Everyone’s like oh my god, how do you work with your wife? But it’s weird because we’ve just always been together. It’s not only business, but it’s social, too. We had different businesses for many years and I’ve only been apart of her business for seven years, but even before that, we’ve always supported each other and traveled together. You see a lot of couples who have separate lives, but we really share everything. I think it’s a bad thing not to. It will lead to problems. But one of Rachel’s greatest traits and concerns is always including me. Therefore I’m always meeting her friends and colleagues. Now we’ve both known the same people for the past twenty years so work events aren’t weird. They can be fun for the both of us. For us getting to work together is the perfect excuse to see each other. We’d almost never see each other since we do work so much. We just roll around life with each other. It makes it better and we enjoy it. It’s good for our marriage. We grew up to together. Business is all about trust. And our interests are very aligned.

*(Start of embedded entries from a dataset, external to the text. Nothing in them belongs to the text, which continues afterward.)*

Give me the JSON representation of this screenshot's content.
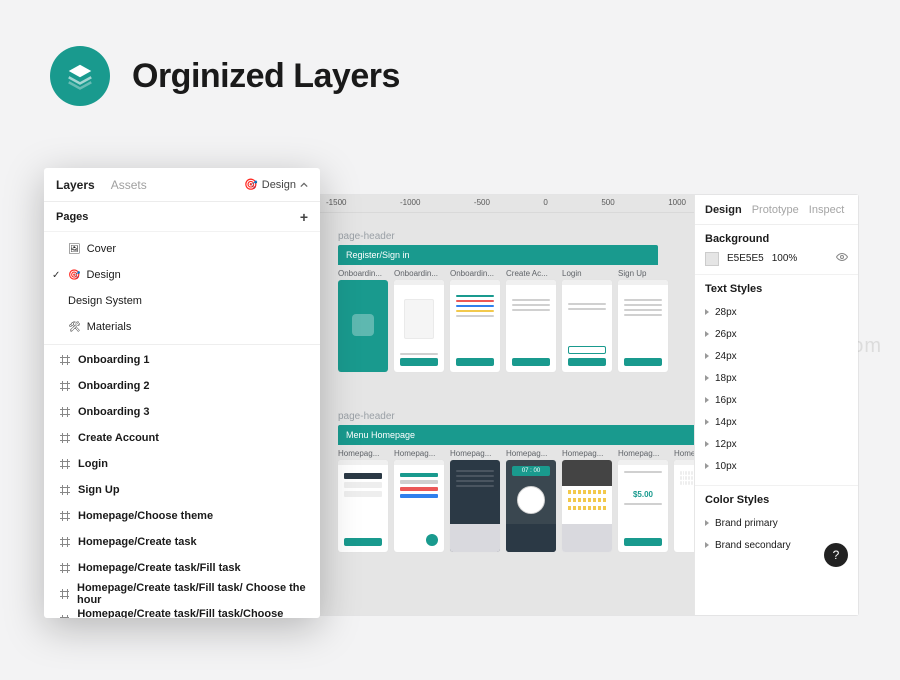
{
  "hero": {
    "title": "Orginized Layers"
  },
  "ghost": "om",
  "layers_panel": {
    "tabs": {
      "layers": "Layers",
      "assets": "Assets"
    },
    "page_selector": {
      "emoji": "🎯",
      "label": "Design"
    },
    "pages_header": "Pages",
    "pages": [
      {
        "emoji": "🖼",
        "label": "Cover",
        "active": false
      },
      {
        "emoji": "🎯",
        "label": "Design",
        "active": true
      },
      {
        "emoji": "",
        "label": "Design System",
        "active": false
      },
      {
        "emoji": "🛠",
        "label": "Materials",
        "active": false
      }
    ],
    "frames": [
      "Onboarding 1",
      "Onboarding 2",
      "Onboarding 3",
      "Create Account",
      "Login",
      "Sign Up",
      "Homepage/Choose theme",
      "Homepage/Create task",
      "Homepage/Create task/Fill task",
      "Homepage/Create task/Fill task/ Choose the hour",
      "Homepage/Create task/Fill task/Choose priority"
    ]
  },
  "canvas": {
    "ruler": [
      "-1500",
      "-1000",
      "-500",
      "0",
      "500",
      "1000"
    ],
    "section1": {
      "label": "page-header",
      "banner": "Register/Sign in",
      "thumbs": [
        "Onboardin...",
        "Onboardin...",
        "Onboardin...",
        "Create Ac...",
        "Login",
        "Sign Up"
      ]
    },
    "section2": {
      "label": "page-header",
      "banner": "Menu Homepage",
      "time": "07 : 00",
      "price": "$5.00",
      "thumbs": [
        "Homepag...",
        "Homepag...",
        "Homepag...",
        "Homepag...",
        "Homepag...",
        "Homepag...",
        "Homepa..."
      ]
    }
  },
  "inspect": {
    "tabs": {
      "design": "Design",
      "prototype": "Prototype",
      "inspect": "Inspect"
    },
    "background": {
      "header": "Background",
      "hex": "E5E5E5",
      "opacity": "100%"
    },
    "text_styles": {
      "header": "Text Styles",
      "items": [
        "28px",
        "26px",
        "24px",
        "18px",
        "16px",
        "14px",
        "12px",
        "10px"
      ]
    },
    "color_styles": {
      "header": "Color Styles",
      "items": [
        "Brand primary",
        "Brand secondary"
      ]
    },
    "help": "?"
  }
}
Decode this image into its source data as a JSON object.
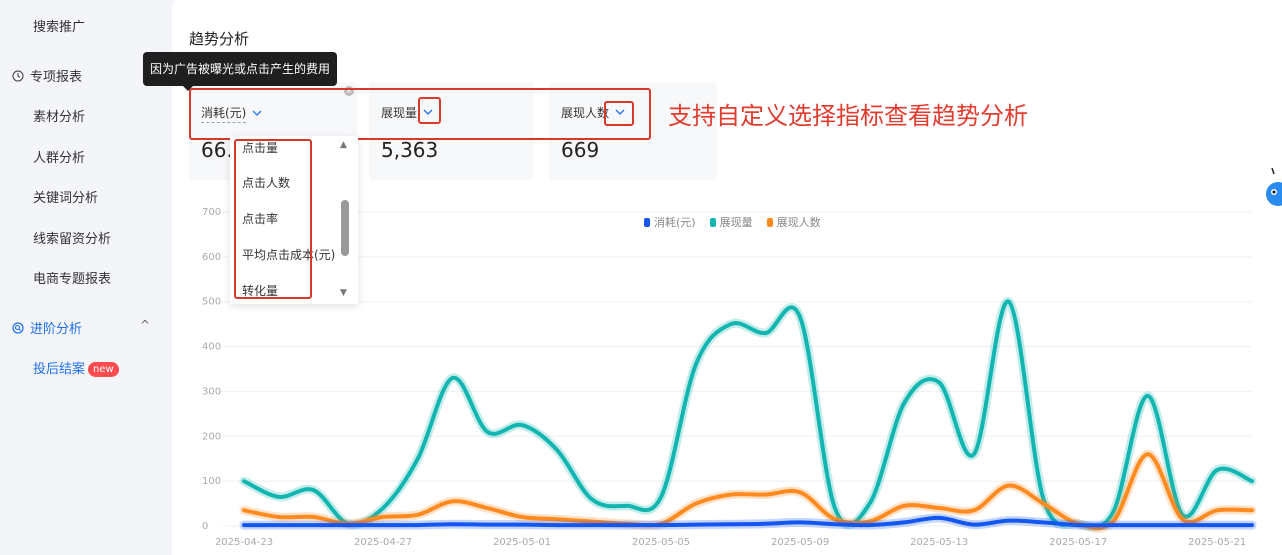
{
  "sidebar": {
    "items": [
      {
        "label": "搜索推广"
      },
      {
        "label": "专项报表",
        "group": true
      },
      {
        "label": "素材分析"
      },
      {
        "label": "人群分析"
      },
      {
        "label": "关键词分析"
      },
      {
        "label": "线索留资分析"
      },
      {
        "label": "电商专题报表"
      },
      {
        "label": "进阶分析",
        "group": true,
        "caret": "^"
      },
      {
        "label": "投后结案",
        "badge": "new"
      }
    ]
  },
  "main": {
    "section_title": "趋势分析",
    "tooltip": "因为广告被曝光或点击产生的费用",
    "annotation": "支持自定义选择指标查看趋势分析",
    "metrics": [
      {
        "label": "消耗(元)",
        "value": "66.1"
      },
      {
        "label": "展现量",
        "value": "5,363"
      },
      {
        "label": "展现人数",
        "value": "669"
      }
    ],
    "dropdown": {
      "options": [
        "点击量",
        "点击人数",
        "点击率",
        "平均点击成本(元)",
        "转化量"
      ]
    }
  },
  "chart_data": {
    "type": "line",
    "smooth": true,
    "legend_position": "top-center",
    "grid": true,
    "ylim": [
      0,
      700
    ],
    "yticks": [
      0,
      100,
      200,
      300,
      400,
      500,
      600,
      700
    ],
    "x": [
      "2025-04-23",
      "2025-04-24",
      "2025-04-25",
      "2025-04-26",
      "2025-04-27",
      "2025-04-28",
      "2025-04-29",
      "2025-04-30",
      "2025-05-01",
      "2025-05-02",
      "2025-05-03",
      "2025-05-04",
      "2025-05-05",
      "2025-05-06",
      "2025-05-07",
      "2025-05-08",
      "2025-05-09",
      "2025-05-10",
      "2025-05-11",
      "2025-05-12",
      "2025-05-13",
      "2025-05-14",
      "2025-05-15",
      "2025-05-16",
      "2025-05-17",
      "2025-05-18",
      "2025-05-19",
      "2025-05-20",
      "2025-05-21",
      "2025-05-22"
    ],
    "xtick_labels": [
      "2025-04-23",
      "2025-04-27",
      "2025-05-01",
      "2025-05-05",
      "2025-05-09",
      "2025-05-13",
      "2025-05-17",
      "2025-05-21"
    ],
    "series": [
      {
        "name": "消耗(元)",
        "color": "#1456f0",
        "values": [
          2,
          2,
          2,
          2,
          2,
          2,
          4,
          3,
          3,
          2,
          2,
          2,
          2,
          3,
          4,
          5,
          8,
          4,
          2,
          8,
          18,
          3,
          12,
          8,
          2,
          2,
          2,
          2,
          2,
          2
        ]
      },
      {
        "name": "展现量",
        "color": "#12b5b0",
        "values": [
          100,
          65,
          80,
          5,
          40,
          150,
          330,
          210,
          225,
          170,
          60,
          45,
          65,
          360,
          450,
          430,
          465,
          40,
          50,
          275,
          320,
          160,
          500,
          60,
          5,
          30,
          290,
          25,
          125,
          100
        ]
      },
      {
        "name": "展现人数",
        "color": "#ff8a1f",
        "values": [
          35,
          20,
          20,
          5,
          20,
          25,
          55,
          40,
          20,
          15,
          10,
          5,
          5,
          50,
          70,
          70,
          75,
          15,
          10,
          45,
          40,
          35,
          90,
          50,
          5,
          10,
          160,
          15,
          35,
          35
        ]
      }
    ]
  }
}
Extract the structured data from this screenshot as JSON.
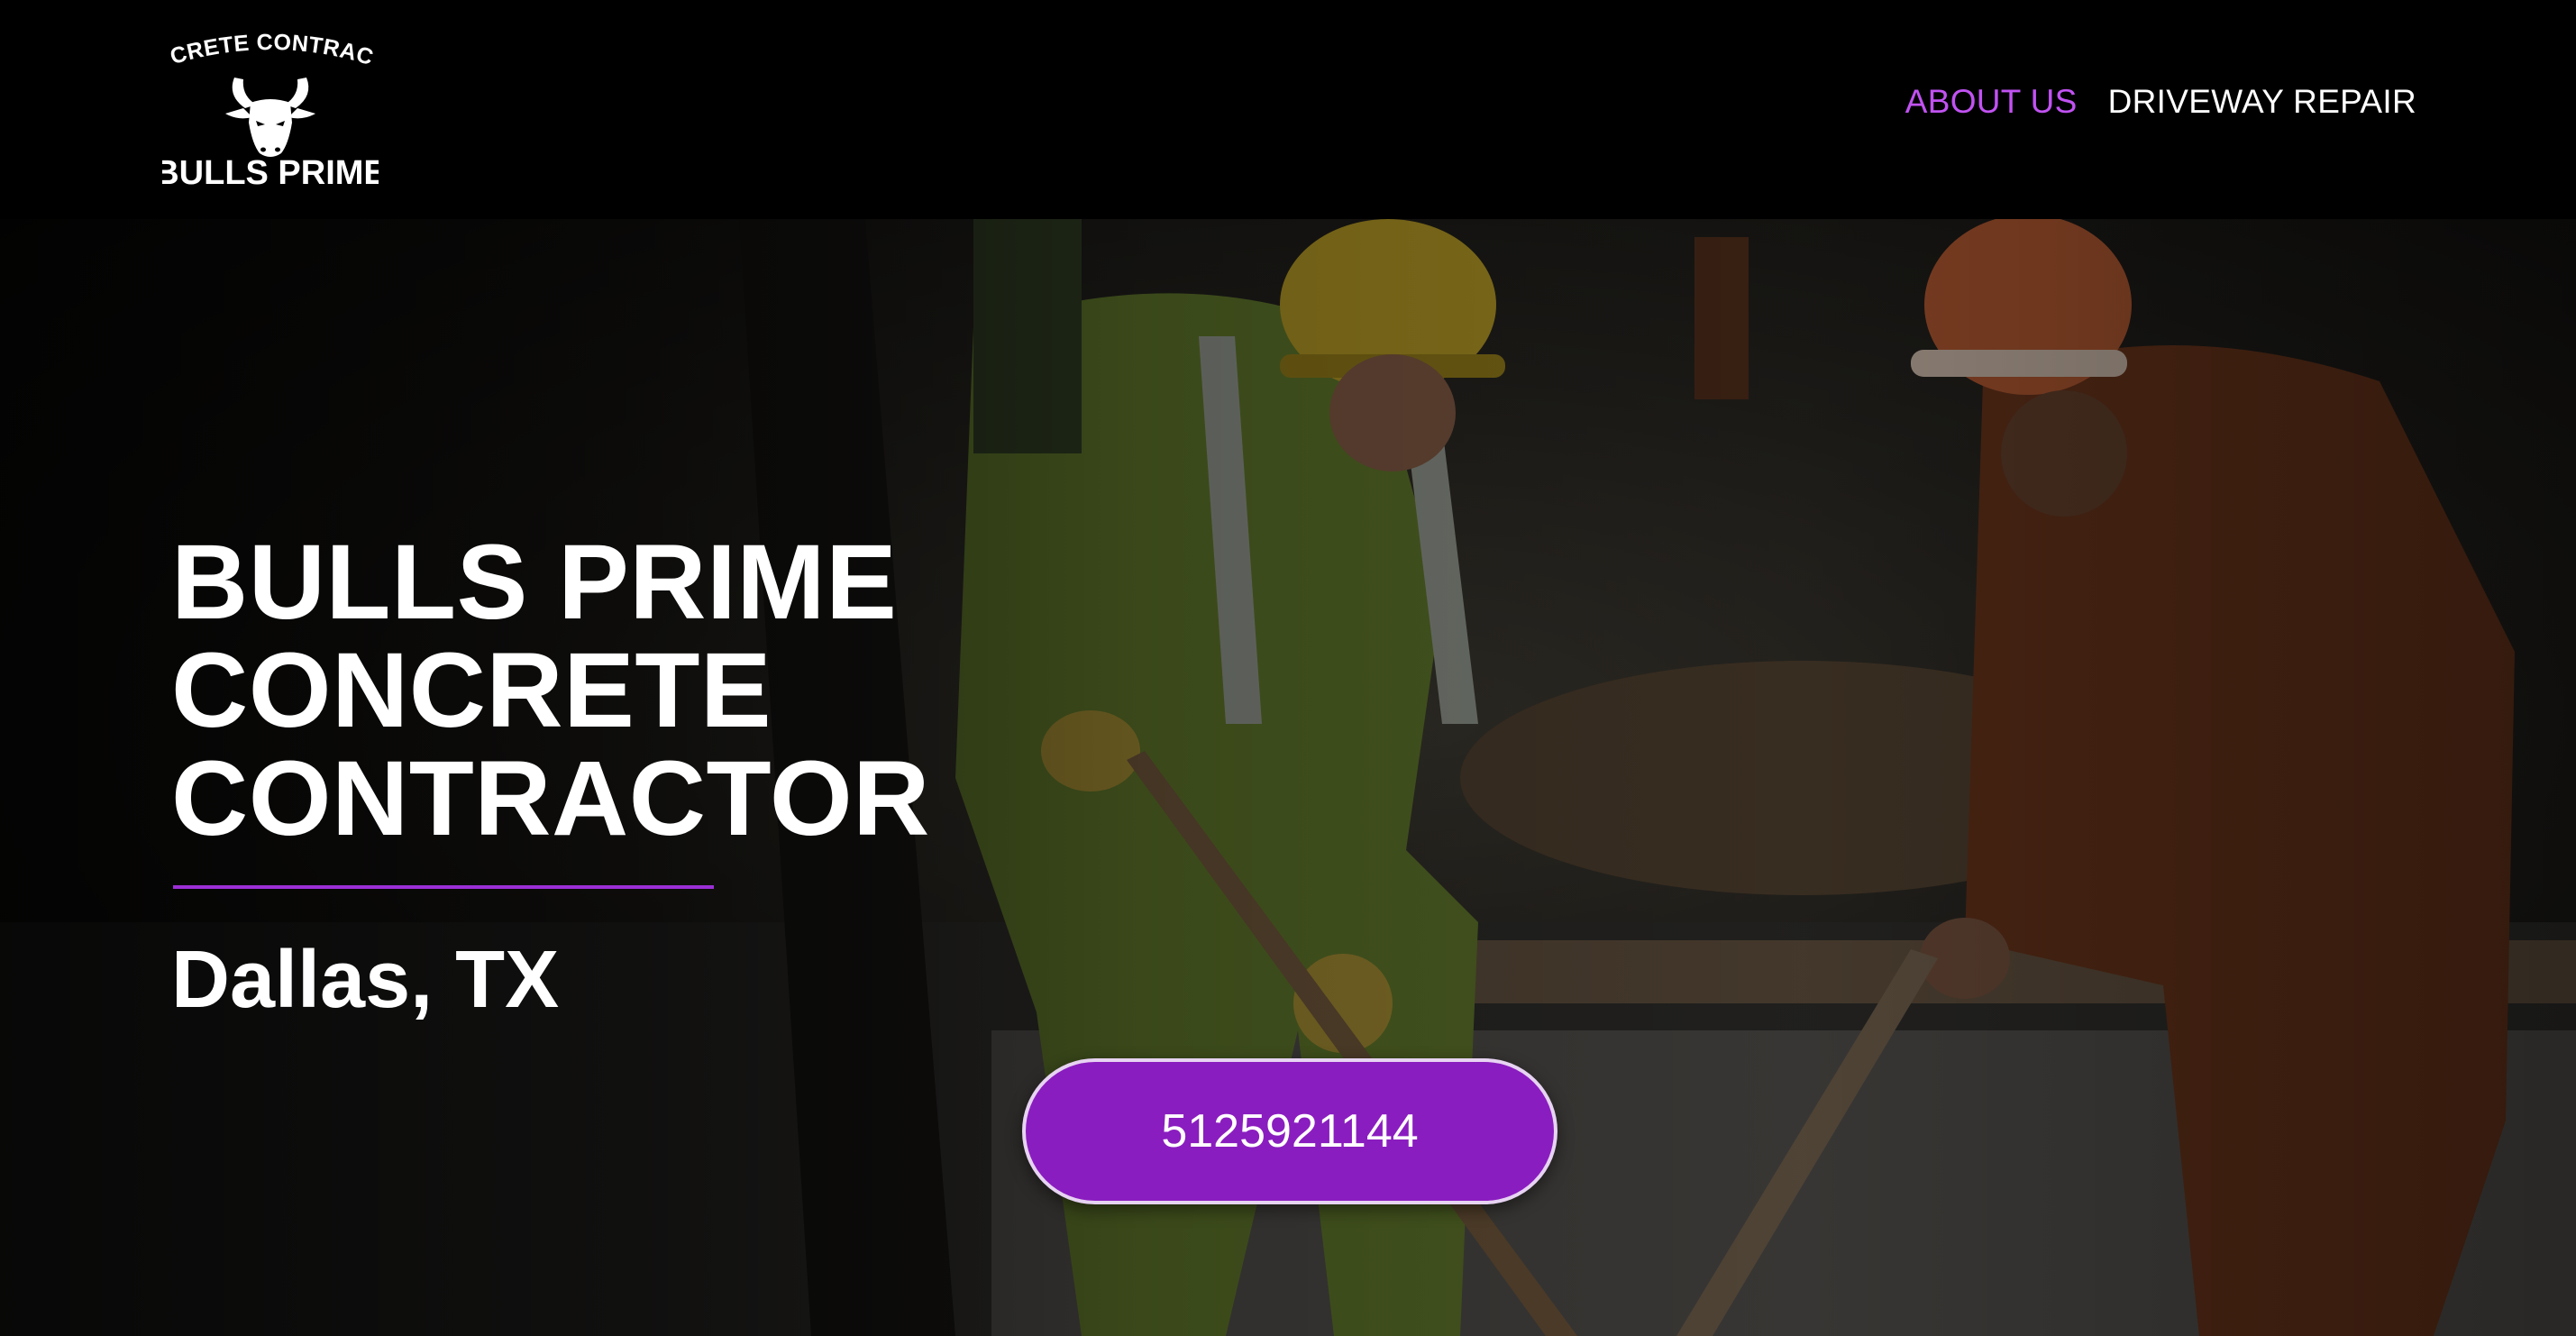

Rachel sneaks in with,”And we fight. He has such a temper, I’m so stubborn. We’re like Lucy and Ricky. We recover really fast. You just have to let men do their thing.”
Getting the chance to chat with Rachel and Rodger was a pretty big moment for me. Their openness and honesty was so refreshing. It’s not every day that you get to ask advice from one of your idols.
My future path will be a challenging one. There will be peaks, valleys, plateaus, and every stage in between, but I’m finally at a point, where I have the support to take on every level of happy, mad, or sad. I hope you continue to follow along in some capacity; whether you’re a Katalina Girl reader, Oakstone Homes admirer, or Katelyn Cheek Creative client. To have your support means more than I could ever put into words. If it wasn’t for you all, I wouldn’t be here either, and I am more than grateful for your eye and ears.
As if this wasn’t exciting new enough, I’ll be announcing something else very soon. It’s something that I’ve always wanted to do. And with that, I’ll leave you guessing what’s next…